The EU and the UK announced last week they made “decisive steps”, in the words of the EU negotiator Michel Barnier, setting the transition period to 31 December 2020. But “we are not at the end of the road,” Barnier warned. Work remains to be done.
Issues such as the Irish border, the circulation of products or Britain’s participation in Euratom, Europol, Eurojust, reports EUobserver, still need to be discussed. The list includes the successful research and educational programmes of the EU, such as Horizon 2020 and Erasmus+.
“We cannot speculate on any possible future scenarios,” said the UK National Agency Erasmus+, “but we note the Government position is that UK participation in some EU programmes ‘promoting science, education and culture’ may continue”. The document on the financial settlement between the UK and the EU states that Britain “may wish to participate in some Union budgetary programmes of the new MFF post-2020 as a non-Member State”. Erasmus+ is funded through the Multi-annual Financial Framework.
But the British Labour MEP Rory Palmer demands more action to the British authorities to “find a way to protect the rights of young people”. “So far, the UK Government has offered warm words but little clarity,” he told EDJNet, “and it means that young people are being left in the dark.” According to Palmer, “the uncertainty surrounding the UK’s participation in Erasmus is affecting young people who are planning their studies and do not know whether or not they will have the same opportunities as previous generations”.

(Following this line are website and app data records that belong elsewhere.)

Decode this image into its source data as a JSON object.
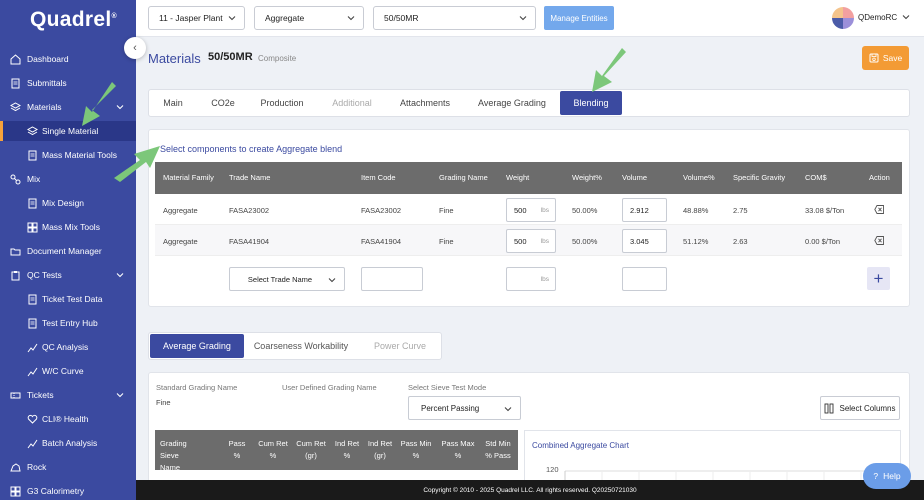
{
  "app": {
    "logo_text": "Quadrel",
    "logo_mark": "®"
  },
  "sidebar": {
    "items": [
      {
        "label": "Dashboard",
        "icon": "home-icon"
      },
      {
        "label": "Submittals",
        "icon": "document-icon"
      },
      {
        "label": "Materials",
        "icon": "layers-icon"
      },
      {
        "label": "Single Material",
        "icon": "layers-icon"
      },
      {
        "label": "Mass Material Tools",
        "icon": "document-icon"
      },
      {
        "label": "Mix",
        "icon": "mix-icon"
      },
      {
        "label": "Mix Design",
        "icon": "document-icon"
      },
      {
        "label": "Mass Mix Tools",
        "icon": "grid-icon"
      },
      {
        "label": "Document Manager",
        "icon": "folder-icon"
      },
      {
        "label": "QC Tests",
        "icon": "clipboard-icon"
      },
      {
        "label": "Ticket Test Data",
        "icon": "document-icon"
      },
      {
        "label": "Test Entry Hub",
        "icon": "document-icon"
      },
      {
        "label": "QC Analysis",
        "icon": "chart-icon"
      },
      {
        "label": "W/C Curve",
        "icon": "chart-icon"
      },
      {
        "label": "Tickets",
        "icon": "ticket-icon"
      },
      {
        "label": "CLI® Health",
        "icon": "heart-icon"
      },
      {
        "label": "Batch Analysis",
        "icon": "chart-icon"
      },
      {
        "label": "Rock",
        "icon": "rock-icon"
      },
      {
        "label": "G3 Calorimetry",
        "icon": "grid-icon"
      }
    ]
  },
  "topbar": {
    "plant": "11 - Jasper Plant",
    "category": "Aggregate",
    "entity": "50/50MR",
    "manage_label": "Manage Entities",
    "user": "QDemoRC"
  },
  "header": {
    "title": "Materials",
    "material": "50/50MR",
    "tag": "Composite",
    "save_label": "Save"
  },
  "tabs": [
    "Main",
    "CO2e",
    "Production",
    "Additional",
    "Attachments",
    "Average Grading",
    "Blending"
  ],
  "blending": {
    "heading": "Select components to create Aggregate blend",
    "columns": [
      "Material Family",
      "Trade Name",
      "Item Code",
      "Grading Name",
      "Weight",
      "Weight%",
      "Volume",
      "Volume%",
      "Specific Gravity",
      "COM$",
      "Action"
    ],
    "rows": [
      {
        "family": "Aggregate",
        "trade": "FASA23002",
        "code": "FASA23002",
        "grading": "Fine",
        "weight": "500",
        "weight_unit": "lbs",
        "weight_pct": "50.00%",
        "volume": "2.912",
        "volume_pct": "48.88%",
        "sg": "2.75",
        "com": "33.08 $/Ton"
      },
      {
        "family": "Aggregate",
        "trade": "FASA41904",
        "code": "FASA41904",
        "grading": "Fine",
        "weight": "500",
        "weight_unit": "lbs",
        "weight_pct": "50.00%",
        "volume": "3.045",
        "volume_pct": "51.12%",
        "sg": "2.63",
        "com": "0.00 $/Ton"
      }
    ],
    "new_row": {
      "trade_placeholder": "Select Trade Name",
      "weight_unit": "lbs"
    }
  },
  "grading_tabs": [
    "Average Grading",
    "Coarseness Workability",
    "Power Curve"
  ],
  "grading": {
    "std_label": "Standard Grading Name",
    "std_value": "Fine",
    "user_label": "User Defined Grading Name",
    "mode_label": "Select Sieve Test Mode",
    "mode_value": "Percent Passing",
    "select_columns": "Select Columns",
    "columns": [
      [
        "Grading",
        "Sieve Name"
      ],
      [
        "Pass",
        "%"
      ],
      [
        "Cum Ret",
        "%"
      ],
      [
        "Cum Ret",
        "(gr)"
      ],
      [
        "Ind Ret",
        "%"
      ],
      [
        "Ind Ret",
        "(gr)"
      ],
      [
        "Pass Min",
        "%"
      ],
      [
        "Pass Max",
        "%"
      ],
      [
        "Std Min",
        "% Pass"
      ]
    ]
  },
  "chart": {
    "title": "Combined Aggregate Chart",
    "ytick": "120"
  },
  "footer": {
    "text": "Copyright © 2010 - 2025 Quadrel LLC. All rights reserved. Q20250721030"
  },
  "help": {
    "label": "Help"
  }
}
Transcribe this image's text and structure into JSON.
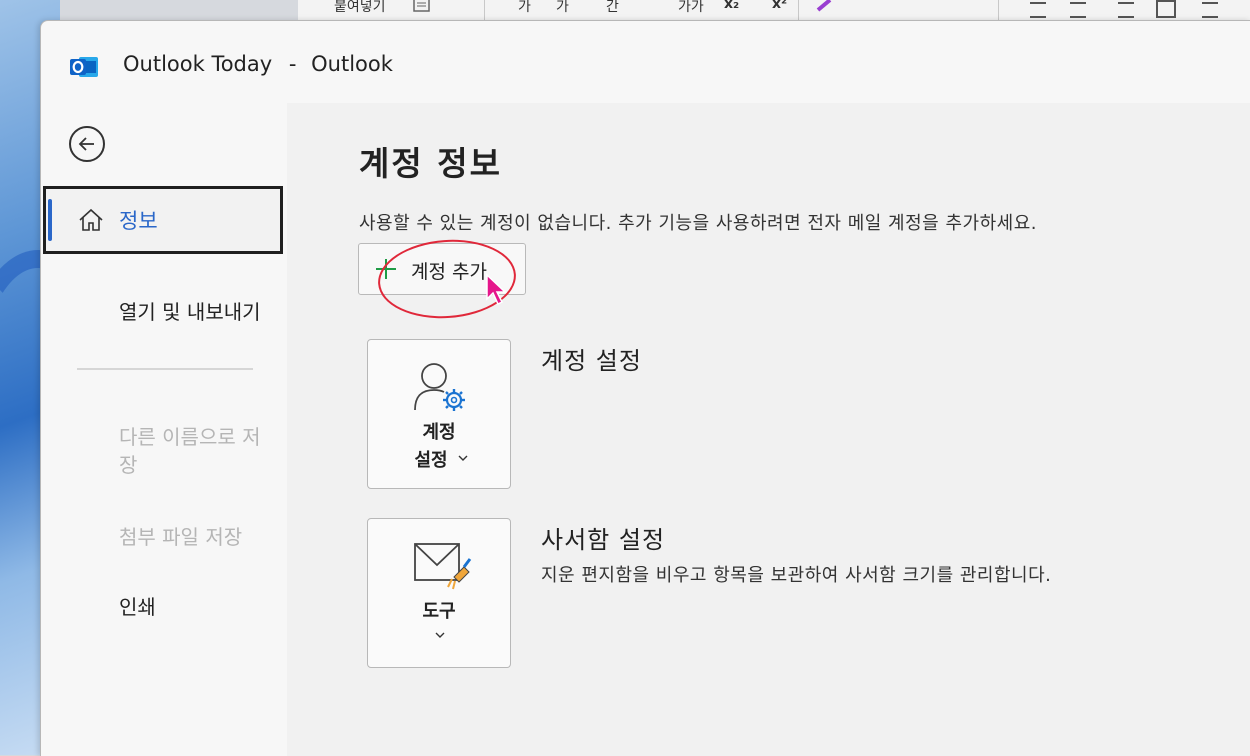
{
  "background_app": {
    "paste_label": "붙여넣기",
    "format_a": "가",
    "format_b": "가",
    "format_c": "간",
    "format_d": "가가",
    "subscript": "x₂",
    "superscript": "x²"
  },
  "window": {
    "app_title": "Outlook Today",
    "separator": "-",
    "app_name": "Outlook"
  },
  "nav": {
    "selected_label": "정보",
    "items": [
      {
        "label": "열기 및 내보내기",
        "disabled": false
      },
      {
        "label": "다른 이름으로 저장",
        "disabled": true
      },
      {
        "label": "첨부 파일 저장",
        "disabled": true
      },
      {
        "label": "인쇄",
        "disabled": false
      }
    ]
  },
  "content": {
    "heading": "계정 정보",
    "description": "사용할 수 있는 계정이 없습니다. 추가 기능을 사용하려면 전자 메일 계정을 추가하세요.",
    "add_account_label": "계정 추가",
    "account_settings": {
      "card_label_line1": "계정",
      "card_label_line2": "설정",
      "title": "계정 설정"
    },
    "mailbox_settings": {
      "card_label": "도구",
      "title": "사서함 설정",
      "description": "지운 편지함을 비우고 항목을 보관하여 사서함 크기를 관리합니다."
    }
  },
  "colors": {
    "accent": "#2a67c9",
    "highlight_ellipse": "#e0283a",
    "add_plus": "#1f9c46",
    "cursor": "#e5168b"
  }
}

“Reaching an agreement on keeping Erasmus could be a very easy win that would unlock more complex negotiations,” said João Bacelar, the executive manager of the European Universities Foundation, to EDJNet. And “even the staunchest UK politicians in favour of Brexit think that such collaboration should be safeguarded”, added the president of the European Association for International Education, Markus Laitinen.
But in Europe “nothing is agreed until everything is agreed,” as Michel Barnier warned while announcing the transition period. And even if a deal could be reached, a new Erasmus programme will be in place after December 2020. “So, all the agreements would have had to be renegotiated anyway,” said Laitinen to EDJNet.
France, Denmark and Malta, the most “British dependable”
Britain is the third most popular country taking part in the Erasmus programme, after Spain and Germany. The country received almost 64,000 students and academic staff in 2015; half of them coming from France, Germany and Spain, according to the last Erasmus+ Annual Report. Those three countries are also the most popular among the Britons. More than 26,600 students and academic staff went abroad in 2015 under the Erasmus scheme.
But breaking down the number into countries, we can see that some European partners have a bigger connection to